__The problem__: Copy out each line of the data that includes the string "icon".
[[ Task material open ]]
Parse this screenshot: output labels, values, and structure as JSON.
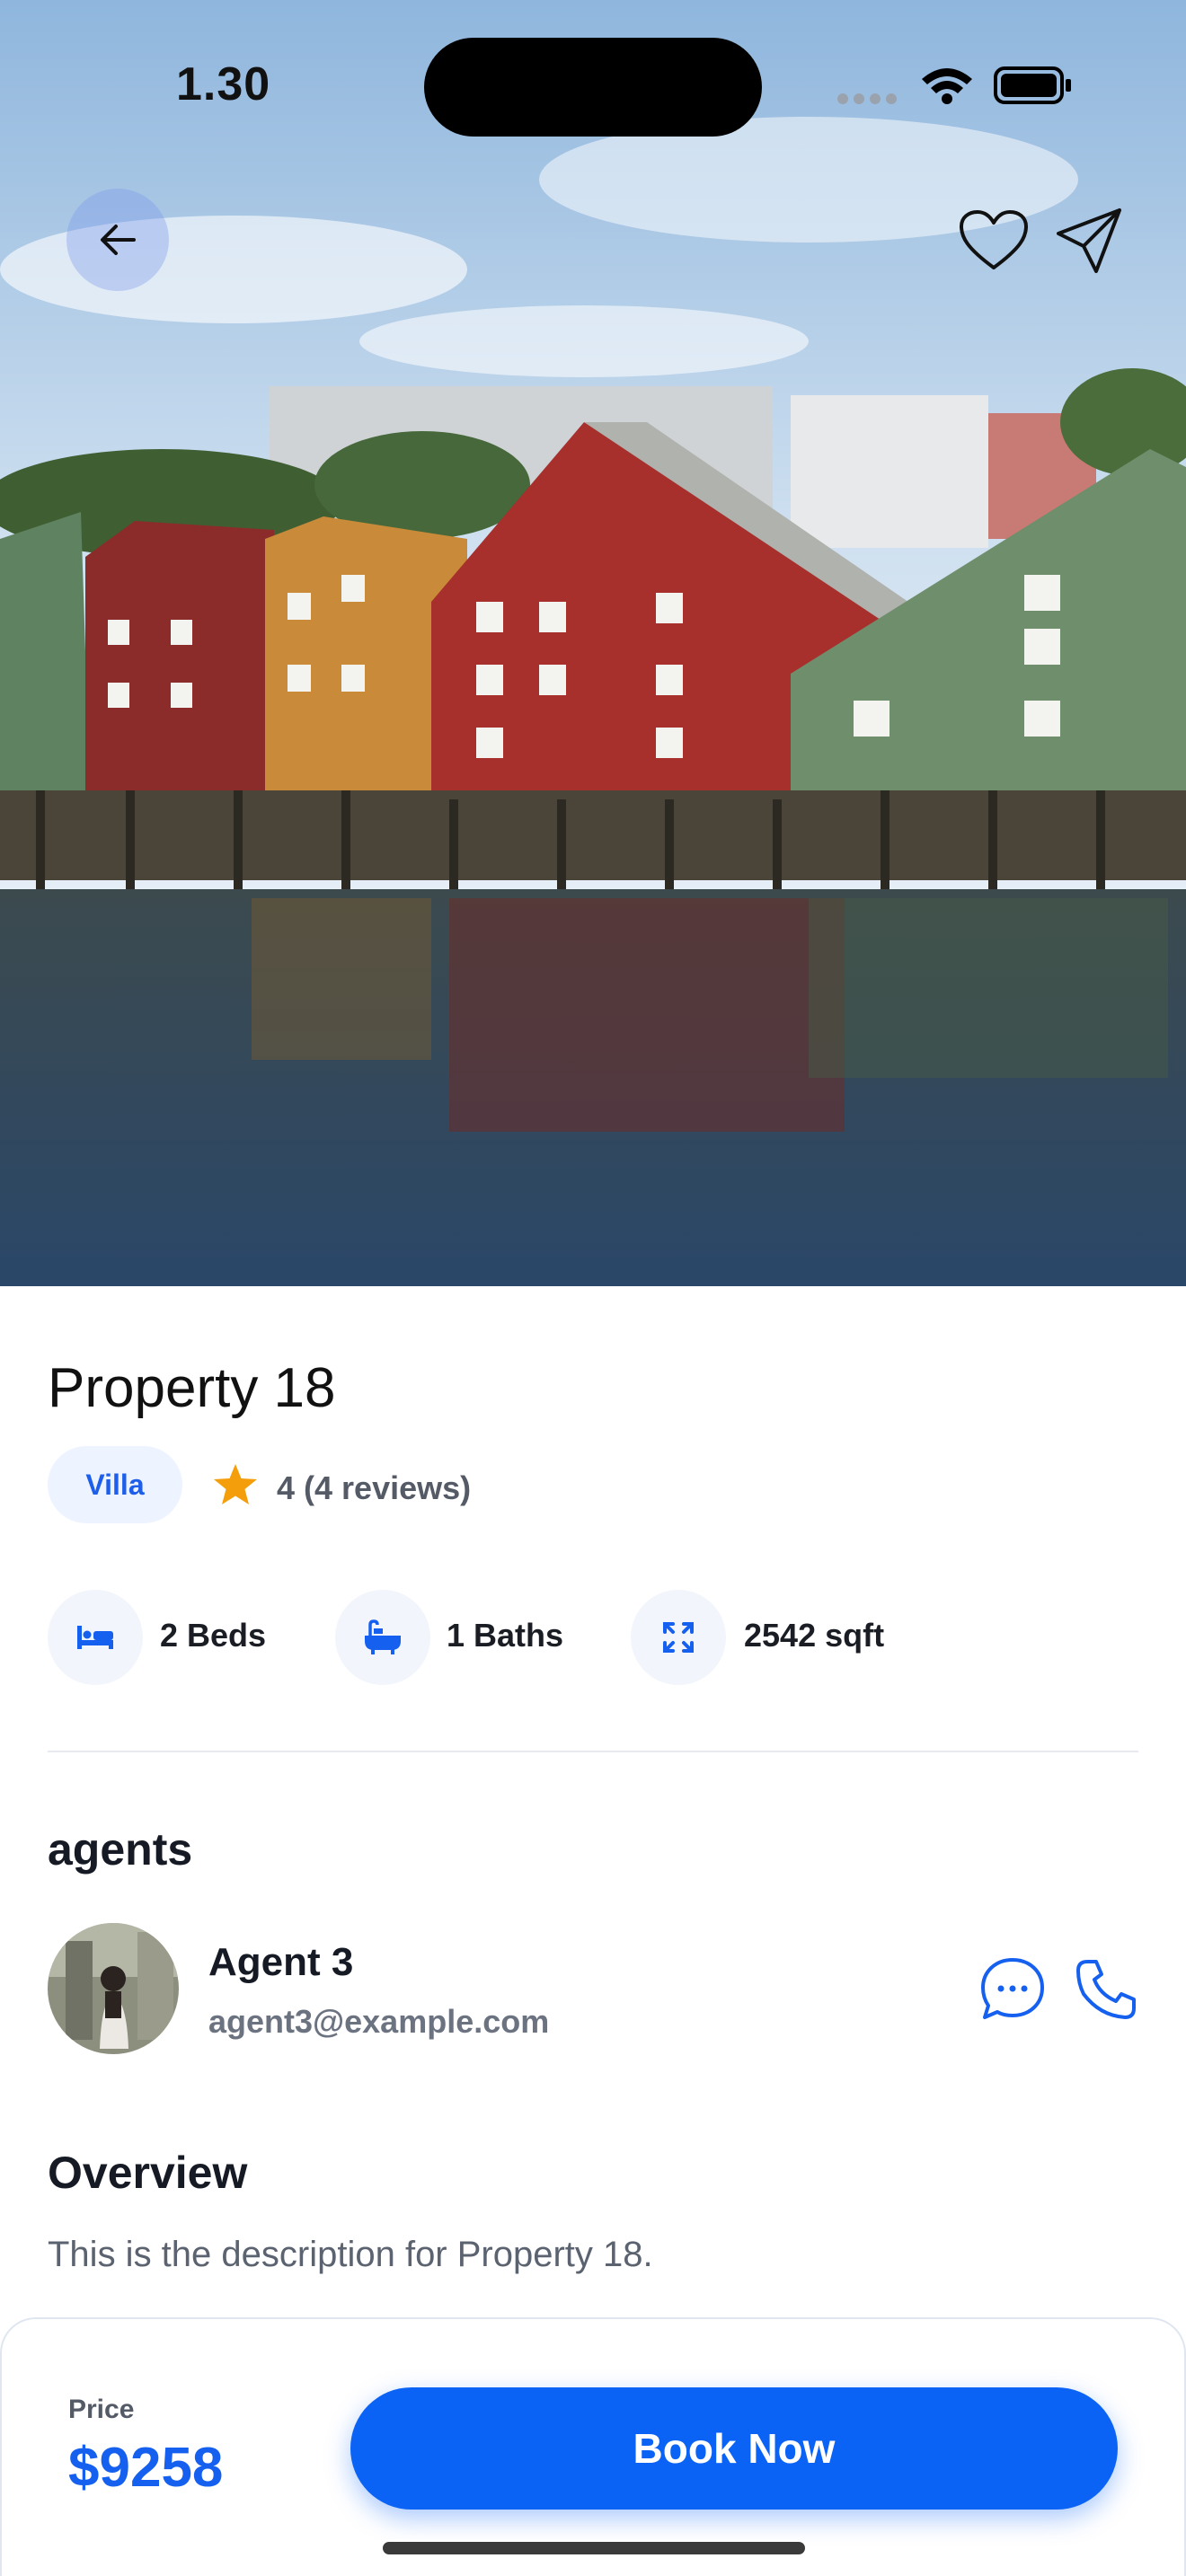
{
  "status_bar": {
    "time": "1.30"
  },
  "hero": {
    "image": "harbor-houses-photo"
  },
  "property": {
    "title": "Property 18",
    "type": "Villa",
    "rating_text": "4 (4 reviews)",
    "features": [
      {
        "icon": "bed-icon",
        "label": "2 Beds"
      },
      {
        "icon": "bathtub-icon",
        "label": "1 Baths"
      },
      {
        "icon": "expand-icon",
        "label": "2542 sqft"
      }
    ]
  },
  "agents": {
    "heading": "agents",
    "agent": {
      "name": "Agent 3",
      "email": "agent3@example.com"
    }
  },
  "overview": {
    "heading": "Overview",
    "text": "This is the description for Property 18."
  },
  "booking": {
    "price_label": "Price",
    "price": "$9258",
    "button_label": "Book Now"
  },
  "colors": {
    "accent": "#0b63f6",
    "star": "#f59e0b",
    "badge_bg": "#eef4ff"
  }
}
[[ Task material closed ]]
__Task result__:
        "icon": "bed-icon",
        "icon": "bathtub-icon",
        "icon": "expand-icon",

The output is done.